Cuomo signs more policing reform legislation
STAT Act requires courts to compile and publish racial and other demographic data of all low-level offenses
Press Release, Gov. Andrew Cuomo’s Office
Governor Andrew M. Cuomo today signed policing reform legislation requiring state and local law enforcement officers to report within six hours when they discharge their weapon (S.2575-B/A.10608); requiring courts to compile and publish racial and other demographic data of all low-level offenses (S.1830-C/A.10609); and requiring police officers to provide medical and mental health attention to individuals in custody (S.6601-A/A.8226).
“Police reform is long overdue in this state and this nation, and New York is once again leading the way and enacting real change to end the systemic discrimination that exists in our criminal justice and policing systems,” Governor Cuomo said. “These critical reforms will help improve the relationship between law enforcement and the communities they serve and take us one step closer to righting the many injustices minority communities have faced because of a broken and unfair system.”
Police Statistics and Transparency Act (S.1830-C/A.10609)
The Police Statistics and Transparency Act – or STAT Act – requires courts to compile and publish racial and other demographic data of all low-level offenses, including misdemeanors and violations.
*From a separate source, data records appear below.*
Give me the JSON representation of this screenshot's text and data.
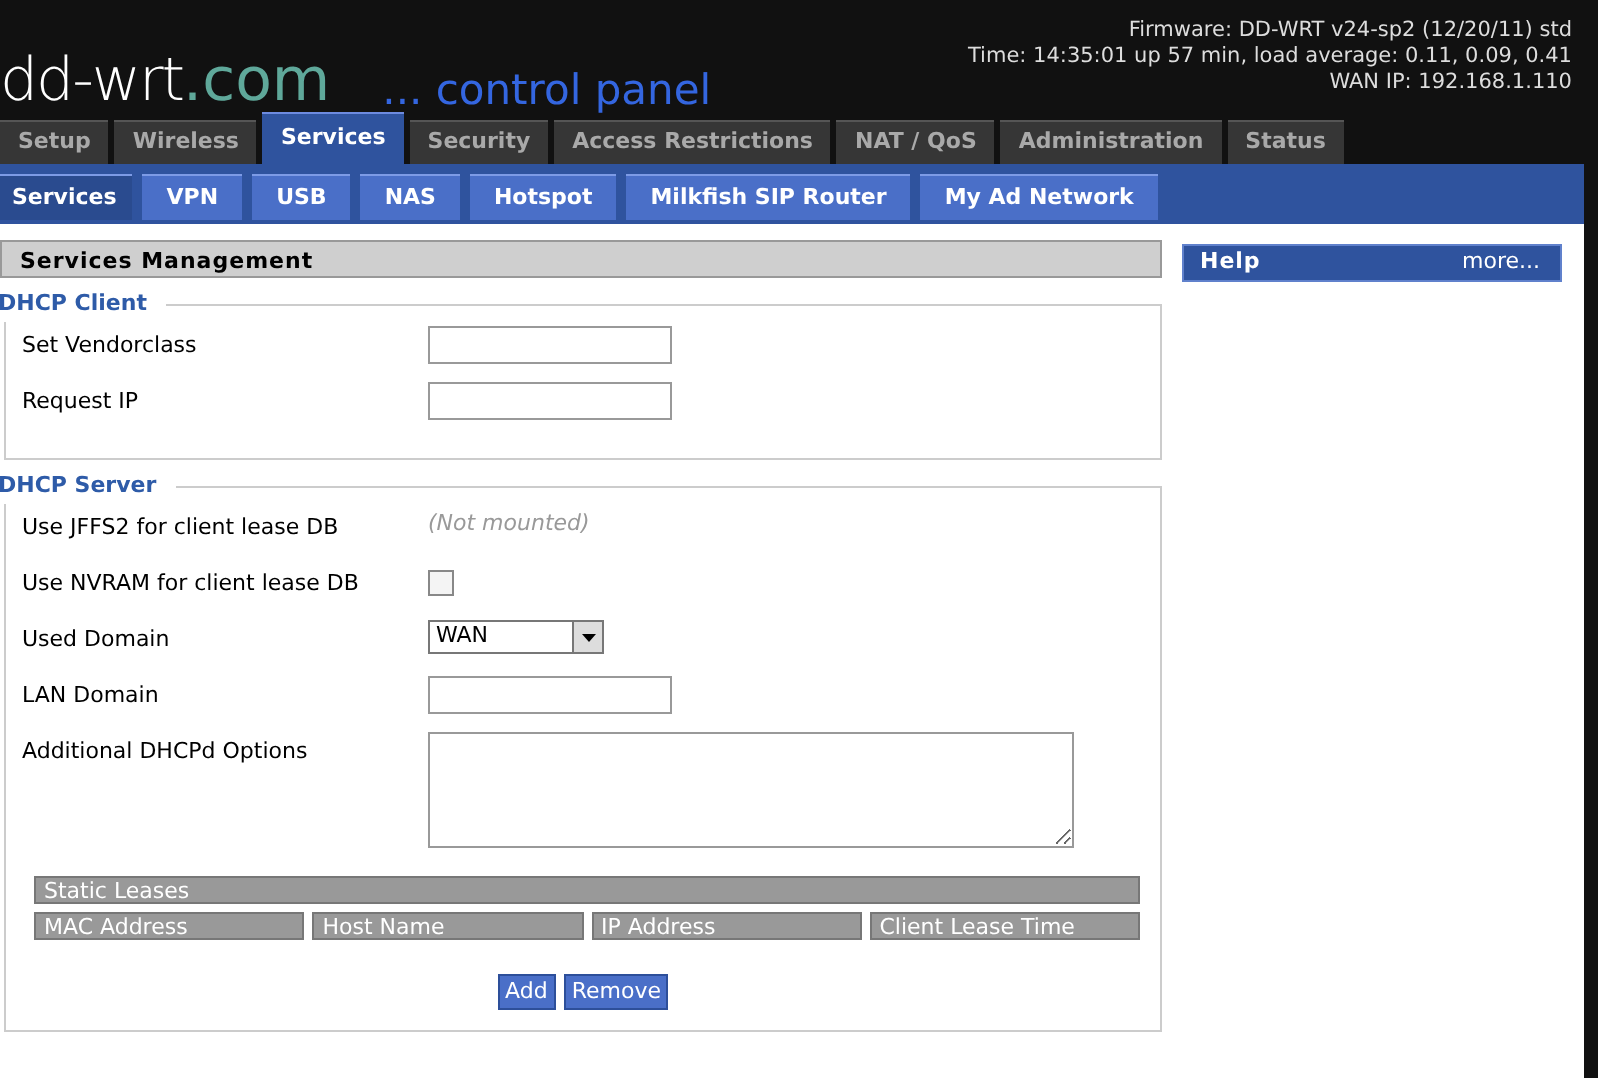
{
  "header": {
    "logo_main": "dd-wrt",
    "logo_domain": ".com",
    "tagline": "... control panel",
    "info": [
      "Firmware: DD-WRT v24-sp2 (12/20/11) std",
      "Time: 14:35:01 up 57 min, load average: 0.11, 0.09, 0.41",
      "WAN IP: 192.168.1.110"
    ]
  },
  "main_tabs": [
    {
      "label": "Setup",
      "selected": false
    },
    {
      "label": "Wireless",
      "selected": false
    },
    {
      "label": "Services",
      "selected": true
    },
    {
      "label": "Security",
      "selected": false
    },
    {
      "label": "Access Restrictions",
      "selected": false
    },
    {
      "label": "NAT / QoS",
      "selected": false
    },
    {
      "label": "Administration",
      "selected": false
    },
    {
      "label": "Status",
      "selected": false
    }
  ],
  "sub_tabs": [
    {
      "label": "Services",
      "selected": true
    },
    {
      "label": "VPN",
      "selected": false
    },
    {
      "label": "USB",
      "selected": false
    },
    {
      "label": "NAS",
      "selected": false
    },
    {
      "label": "Hotspot",
      "selected": false
    },
    {
      "label": "Milkfish SIP Router",
      "selected": false
    },
    {
      "label": "My Ad Network",
      "selected": false
    }
  ],
  "section_title": "Services Management",
  "help": {
    "title": "Help",
    "link": "more..."
  },
  "fieldsets": [
    {
      "legend": "DHCP Client",
      "fields": [
        {
          "label": "Set Vendorclass",
          "kind": "text"
        },
        {
          "label": "Request IP",
          "kind": "text"
        }
      ]
    },
    {
      "legend": "DHCP Server",
      "fields": [
        {
          "label": "Use JFFS2 for client lease DB",
          "kind": "note",
          "note": "(Not mounted)"
        },
        {
          "label": "Use NVRAM for client lease DB",
          "kind": "checkbox",
          "checked": false
        },
        {
          "label": "Used Domain",
          "kind": "select",
          "value": "WAN"
        },
        {
          "label": "LAN Domain",
          "kind": "text"
        },
        {
          "label": "Additional DHCPd Options",
          "kind": "textarea"
        }
      ],
      "static_leases": {
        "title": "Static Leases",
        "columns": [
          "MAC Address",
          "Host Name",
          "IP Address",
          "Client Lease Time"
        ]
      },
      "buttons": [
        "Add",
        "Remove"
      ]
    }
  ]
}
The data collected must be made available online and updated monthly. The new law also requires police departments to report any arrest-related death to the Department of Criminal Justice Services and to submit annual reports on arrest-related deaths to the Governor and the Legislature.
Senator Brad Hoylman said, “The Police Statistics and Transparency (STAT) Act, a recommendation of President Barack Obama’s Task Force on 21st Century Policing, requires law enforcement to collect and publicly report demographic information ranging from low-level arrests to in-custody deaths. Because of this legislation, we’ll finally have the data necessary to identify and root out the systematic and discriminatory policing practices that law enforcement uses to target Black and Brown New Yorkers.”
Weapons Discharge Reporting (S.2575-B/A.10608)
This new law requires that any law enforcement officer or peace officer who discharges their weapon, while on or off duty, where a person could be struck by a bullet from the weapon is required to verbally report the incident to his or her supervisor within six hours and prepare and file a written report within 48 hours of the incident.
Senator Jamaal T. Bailey said, “I would like to thank the Governor for signing this crucial piece of legislation, which requires law enforcement officials to report within six hours whenever they have discharged their weapon and could have struck an individual, and a written report within 48 hours. It is important to have this transparency within a department to foster a better public trust, ensure accountability, and improve community police relations.”
Providing Medical and Mental Health Attention to Individuals in Custody (S.6601-A/A.8226)
This new law requires police officers, peace officers and other law enforcement representatives and entities to provide medical and mental health attention to any individual in custody. Police can be liable for damages for anyone who does not receive medical attention and suffers a serious physical injury or has their injury exacerbated by the lack of care.
Senator Jamaal T. Bailey said, “I would like to thank the Governor for signing my bill, which would require law enforcement to call for medical attention if requested by the individual apprehended. Regardless of whether an individual is in custody or not, if they need medical attention it should be provided to them. In far too many of these cases, adequate medical assistance has been denied to these individuals or been so delayed that individuals have suffered needless, pain and suffering. In the most egregious cases, indifference or neglect of some persons’ conditions have even lead to senseless deaths, like that of Andrew Kearse, a young man whose pleas for medical attention went unheard.”